Audi has an eye on the future and is now rolling out cars that are powerful as well as mission-free, a requirement for most brands to survive in future. The most interesting fact about the all-new G-Tron model is that it uses Audi’s innovative carbon-neutral compressed natural gas called e-gas.
Previously called A3 TCNG, we first heard about this technology last year. Audi has confirmed that this low-emission sustainable-fuel will debut by the end of this year on the A3 Sportback G-Tron.

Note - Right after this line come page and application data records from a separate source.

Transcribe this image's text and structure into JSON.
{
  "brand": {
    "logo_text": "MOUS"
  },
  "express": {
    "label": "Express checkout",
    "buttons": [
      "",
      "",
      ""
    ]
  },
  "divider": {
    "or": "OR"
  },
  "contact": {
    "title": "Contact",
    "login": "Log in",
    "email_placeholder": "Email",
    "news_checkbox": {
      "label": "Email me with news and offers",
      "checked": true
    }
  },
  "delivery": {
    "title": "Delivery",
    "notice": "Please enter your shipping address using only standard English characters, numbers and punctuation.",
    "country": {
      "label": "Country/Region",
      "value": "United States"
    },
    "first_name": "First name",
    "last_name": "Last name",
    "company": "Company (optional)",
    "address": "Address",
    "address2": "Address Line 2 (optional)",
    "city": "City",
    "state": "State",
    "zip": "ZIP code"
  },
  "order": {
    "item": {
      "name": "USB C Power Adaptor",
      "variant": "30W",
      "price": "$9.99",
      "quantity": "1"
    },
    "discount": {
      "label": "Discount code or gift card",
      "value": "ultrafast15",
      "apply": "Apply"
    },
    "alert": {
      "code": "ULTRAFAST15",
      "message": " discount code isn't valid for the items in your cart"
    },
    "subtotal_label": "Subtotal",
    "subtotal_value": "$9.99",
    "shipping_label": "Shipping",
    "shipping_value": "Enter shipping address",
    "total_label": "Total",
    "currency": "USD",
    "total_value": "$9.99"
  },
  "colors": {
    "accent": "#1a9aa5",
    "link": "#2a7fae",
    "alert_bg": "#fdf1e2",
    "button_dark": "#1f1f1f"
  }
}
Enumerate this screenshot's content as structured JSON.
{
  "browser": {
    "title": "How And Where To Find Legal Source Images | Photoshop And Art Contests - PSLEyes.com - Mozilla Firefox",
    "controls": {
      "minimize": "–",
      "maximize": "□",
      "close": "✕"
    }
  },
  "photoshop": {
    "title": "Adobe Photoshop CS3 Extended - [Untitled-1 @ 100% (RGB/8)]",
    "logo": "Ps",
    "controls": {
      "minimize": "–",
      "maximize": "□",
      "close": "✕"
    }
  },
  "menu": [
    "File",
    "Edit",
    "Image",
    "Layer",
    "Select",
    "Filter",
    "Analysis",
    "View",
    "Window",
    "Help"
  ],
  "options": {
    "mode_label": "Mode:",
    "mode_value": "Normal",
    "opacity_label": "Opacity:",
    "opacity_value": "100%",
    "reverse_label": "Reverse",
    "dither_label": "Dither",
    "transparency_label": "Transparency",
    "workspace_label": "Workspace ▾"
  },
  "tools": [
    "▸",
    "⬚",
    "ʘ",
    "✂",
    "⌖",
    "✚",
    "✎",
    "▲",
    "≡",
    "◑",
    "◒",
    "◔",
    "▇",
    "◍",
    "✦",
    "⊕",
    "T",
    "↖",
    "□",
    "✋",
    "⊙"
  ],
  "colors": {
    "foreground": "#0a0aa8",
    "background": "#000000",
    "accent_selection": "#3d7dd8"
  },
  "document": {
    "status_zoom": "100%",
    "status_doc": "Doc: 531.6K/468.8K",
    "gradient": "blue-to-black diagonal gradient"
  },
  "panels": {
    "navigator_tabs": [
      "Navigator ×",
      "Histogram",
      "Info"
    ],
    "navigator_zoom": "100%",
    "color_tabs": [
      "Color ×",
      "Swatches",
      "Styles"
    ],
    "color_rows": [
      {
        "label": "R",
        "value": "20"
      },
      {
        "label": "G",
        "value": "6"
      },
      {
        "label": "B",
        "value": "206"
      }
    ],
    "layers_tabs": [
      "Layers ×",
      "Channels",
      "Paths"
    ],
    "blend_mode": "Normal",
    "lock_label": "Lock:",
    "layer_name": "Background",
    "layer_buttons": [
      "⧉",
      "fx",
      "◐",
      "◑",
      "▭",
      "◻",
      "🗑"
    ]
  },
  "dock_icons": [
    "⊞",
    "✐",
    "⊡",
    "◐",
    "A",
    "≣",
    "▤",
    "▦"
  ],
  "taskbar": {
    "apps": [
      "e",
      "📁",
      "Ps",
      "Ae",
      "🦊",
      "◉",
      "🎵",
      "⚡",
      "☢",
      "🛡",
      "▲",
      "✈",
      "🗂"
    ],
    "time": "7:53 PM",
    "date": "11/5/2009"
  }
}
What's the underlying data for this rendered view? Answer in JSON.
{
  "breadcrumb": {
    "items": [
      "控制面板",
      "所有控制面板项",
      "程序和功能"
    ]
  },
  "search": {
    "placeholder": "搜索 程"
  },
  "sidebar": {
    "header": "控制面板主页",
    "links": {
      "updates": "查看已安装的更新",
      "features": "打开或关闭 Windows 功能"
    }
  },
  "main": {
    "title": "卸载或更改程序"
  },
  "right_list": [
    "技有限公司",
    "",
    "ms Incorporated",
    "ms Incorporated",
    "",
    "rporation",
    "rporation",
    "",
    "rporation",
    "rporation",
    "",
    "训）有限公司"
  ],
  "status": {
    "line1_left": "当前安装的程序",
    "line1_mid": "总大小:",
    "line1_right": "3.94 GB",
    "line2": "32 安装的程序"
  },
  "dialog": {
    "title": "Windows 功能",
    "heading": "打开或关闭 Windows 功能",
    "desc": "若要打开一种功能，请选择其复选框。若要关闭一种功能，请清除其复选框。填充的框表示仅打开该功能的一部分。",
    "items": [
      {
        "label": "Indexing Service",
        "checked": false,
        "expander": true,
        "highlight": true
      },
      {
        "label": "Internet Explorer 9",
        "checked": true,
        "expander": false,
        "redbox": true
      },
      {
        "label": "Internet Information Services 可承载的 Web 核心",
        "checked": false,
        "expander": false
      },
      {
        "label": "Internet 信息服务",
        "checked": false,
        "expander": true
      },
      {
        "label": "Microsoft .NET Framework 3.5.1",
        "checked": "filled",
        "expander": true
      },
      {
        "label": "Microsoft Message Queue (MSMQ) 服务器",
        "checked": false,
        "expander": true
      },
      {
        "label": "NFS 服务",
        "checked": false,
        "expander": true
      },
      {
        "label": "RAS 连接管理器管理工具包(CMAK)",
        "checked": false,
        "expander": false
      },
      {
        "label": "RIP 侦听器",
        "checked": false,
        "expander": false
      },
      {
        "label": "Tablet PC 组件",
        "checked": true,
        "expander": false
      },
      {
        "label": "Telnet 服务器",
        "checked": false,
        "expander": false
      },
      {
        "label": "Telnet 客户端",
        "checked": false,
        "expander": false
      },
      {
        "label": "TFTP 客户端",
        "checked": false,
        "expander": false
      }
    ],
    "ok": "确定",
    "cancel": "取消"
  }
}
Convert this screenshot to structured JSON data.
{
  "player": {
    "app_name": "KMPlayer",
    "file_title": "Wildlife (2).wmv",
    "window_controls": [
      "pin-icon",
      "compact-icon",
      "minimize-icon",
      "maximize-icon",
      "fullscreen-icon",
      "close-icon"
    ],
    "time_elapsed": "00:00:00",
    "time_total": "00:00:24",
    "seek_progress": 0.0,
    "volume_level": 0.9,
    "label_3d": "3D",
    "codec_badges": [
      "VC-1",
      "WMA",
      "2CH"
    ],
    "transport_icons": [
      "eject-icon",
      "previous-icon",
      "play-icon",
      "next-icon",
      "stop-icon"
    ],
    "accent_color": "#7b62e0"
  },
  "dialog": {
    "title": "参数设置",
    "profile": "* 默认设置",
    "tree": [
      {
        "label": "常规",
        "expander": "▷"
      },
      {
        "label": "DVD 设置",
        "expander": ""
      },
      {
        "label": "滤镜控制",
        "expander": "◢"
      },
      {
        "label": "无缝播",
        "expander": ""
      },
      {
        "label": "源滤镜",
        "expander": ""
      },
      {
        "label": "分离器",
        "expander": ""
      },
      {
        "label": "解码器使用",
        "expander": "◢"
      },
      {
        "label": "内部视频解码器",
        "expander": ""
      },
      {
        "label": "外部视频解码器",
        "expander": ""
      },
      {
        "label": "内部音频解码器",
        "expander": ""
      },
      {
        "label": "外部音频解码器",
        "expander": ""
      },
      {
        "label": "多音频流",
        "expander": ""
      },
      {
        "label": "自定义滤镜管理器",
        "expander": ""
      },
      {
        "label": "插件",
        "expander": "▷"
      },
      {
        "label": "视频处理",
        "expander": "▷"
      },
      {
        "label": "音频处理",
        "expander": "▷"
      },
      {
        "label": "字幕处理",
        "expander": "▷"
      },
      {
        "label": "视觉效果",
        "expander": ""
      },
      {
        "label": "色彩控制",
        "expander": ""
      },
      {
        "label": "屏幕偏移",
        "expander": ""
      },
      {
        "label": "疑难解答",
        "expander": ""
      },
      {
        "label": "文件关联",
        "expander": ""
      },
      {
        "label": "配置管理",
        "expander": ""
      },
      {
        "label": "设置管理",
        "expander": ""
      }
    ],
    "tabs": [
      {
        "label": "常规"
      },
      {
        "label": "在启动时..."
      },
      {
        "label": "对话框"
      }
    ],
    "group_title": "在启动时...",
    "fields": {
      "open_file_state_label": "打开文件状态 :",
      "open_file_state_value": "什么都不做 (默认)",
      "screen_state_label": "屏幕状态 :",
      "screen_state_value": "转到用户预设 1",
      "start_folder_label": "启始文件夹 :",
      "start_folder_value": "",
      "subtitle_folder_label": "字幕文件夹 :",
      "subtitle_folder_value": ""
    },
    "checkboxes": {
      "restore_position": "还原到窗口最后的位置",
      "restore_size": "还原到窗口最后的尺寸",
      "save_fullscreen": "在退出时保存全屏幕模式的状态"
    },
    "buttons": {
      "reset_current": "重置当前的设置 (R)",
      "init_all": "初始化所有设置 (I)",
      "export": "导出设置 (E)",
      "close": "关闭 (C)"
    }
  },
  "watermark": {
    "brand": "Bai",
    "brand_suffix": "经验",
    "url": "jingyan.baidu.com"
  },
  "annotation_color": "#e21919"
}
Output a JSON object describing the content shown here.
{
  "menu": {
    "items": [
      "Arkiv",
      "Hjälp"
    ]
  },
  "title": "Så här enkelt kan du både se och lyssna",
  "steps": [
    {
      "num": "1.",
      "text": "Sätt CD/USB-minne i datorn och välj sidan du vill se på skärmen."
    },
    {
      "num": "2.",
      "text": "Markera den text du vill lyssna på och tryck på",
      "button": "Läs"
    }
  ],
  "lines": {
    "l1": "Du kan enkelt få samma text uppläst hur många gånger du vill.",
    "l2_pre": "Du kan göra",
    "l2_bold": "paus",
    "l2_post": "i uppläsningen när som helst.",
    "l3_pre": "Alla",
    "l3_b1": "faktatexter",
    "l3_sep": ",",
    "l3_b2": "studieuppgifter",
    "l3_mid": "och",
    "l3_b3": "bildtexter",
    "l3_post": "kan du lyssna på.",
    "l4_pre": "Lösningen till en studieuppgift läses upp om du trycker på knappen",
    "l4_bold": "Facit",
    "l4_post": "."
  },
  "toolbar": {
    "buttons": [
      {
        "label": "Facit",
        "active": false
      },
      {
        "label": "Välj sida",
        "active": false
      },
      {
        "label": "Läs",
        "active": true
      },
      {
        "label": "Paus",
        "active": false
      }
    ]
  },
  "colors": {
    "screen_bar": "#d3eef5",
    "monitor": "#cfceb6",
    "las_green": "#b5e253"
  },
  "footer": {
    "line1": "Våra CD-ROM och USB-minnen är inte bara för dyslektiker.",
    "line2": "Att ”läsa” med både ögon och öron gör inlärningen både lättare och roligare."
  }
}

Radically different from the regular versions of the A3, the G-Tron features a pair of tanks under the rear cargo floor holding 15.43 pounds of CNG, which can power the car for almost 250 miles.
What’s more, the A3’s conventional gasoline tank is still in place, giving the car an addition 560 miles of range. In total, that means the A3 G-Tron has a driving range of more than 800 miles.
To run on both CNG and gas, Audi made changes to the car’s 1.4-liter four-cylinder engine and catalytic converter. Developing 110 hp and 200 Nm of torque, the Audi A3 Sportback G-Tron has a top speed of 190 km/h, with 0 to 100 km/h taking 11 seconds.
The five-door car consumes on average less than 3.5 kilograms per 100 km of CNG or Audi e-gas which in turn is the fuel that is generated from eco-electricity in the Audi e-gas project. CO2 emissions are less than 95 grams per km in gas mode. So over-all, the mileage looks incredible compared to the power it delivers.
With the sustainable e-gas project, Audi is the first automobile manufacturer to develop an entire chain of sustainable energy carriers. The start of the chain has electricity produced from renewable energy sources; the end-products are hydrogen and the synthetic Audi e-gas.
The construction of the world’s first industrial plant to produce synthetic methane (e-gas) from CO2 and renewable electricity is almost complete in Werlte, Germany.
The CO2 used in Audi’s e-gas plant is a waste product from a nearby biogas plant, operated by power utility EWE. The CO2, which would otherwise pollute the atmosphere, is chemically bonded into the fuel at the Audi e-gas plant.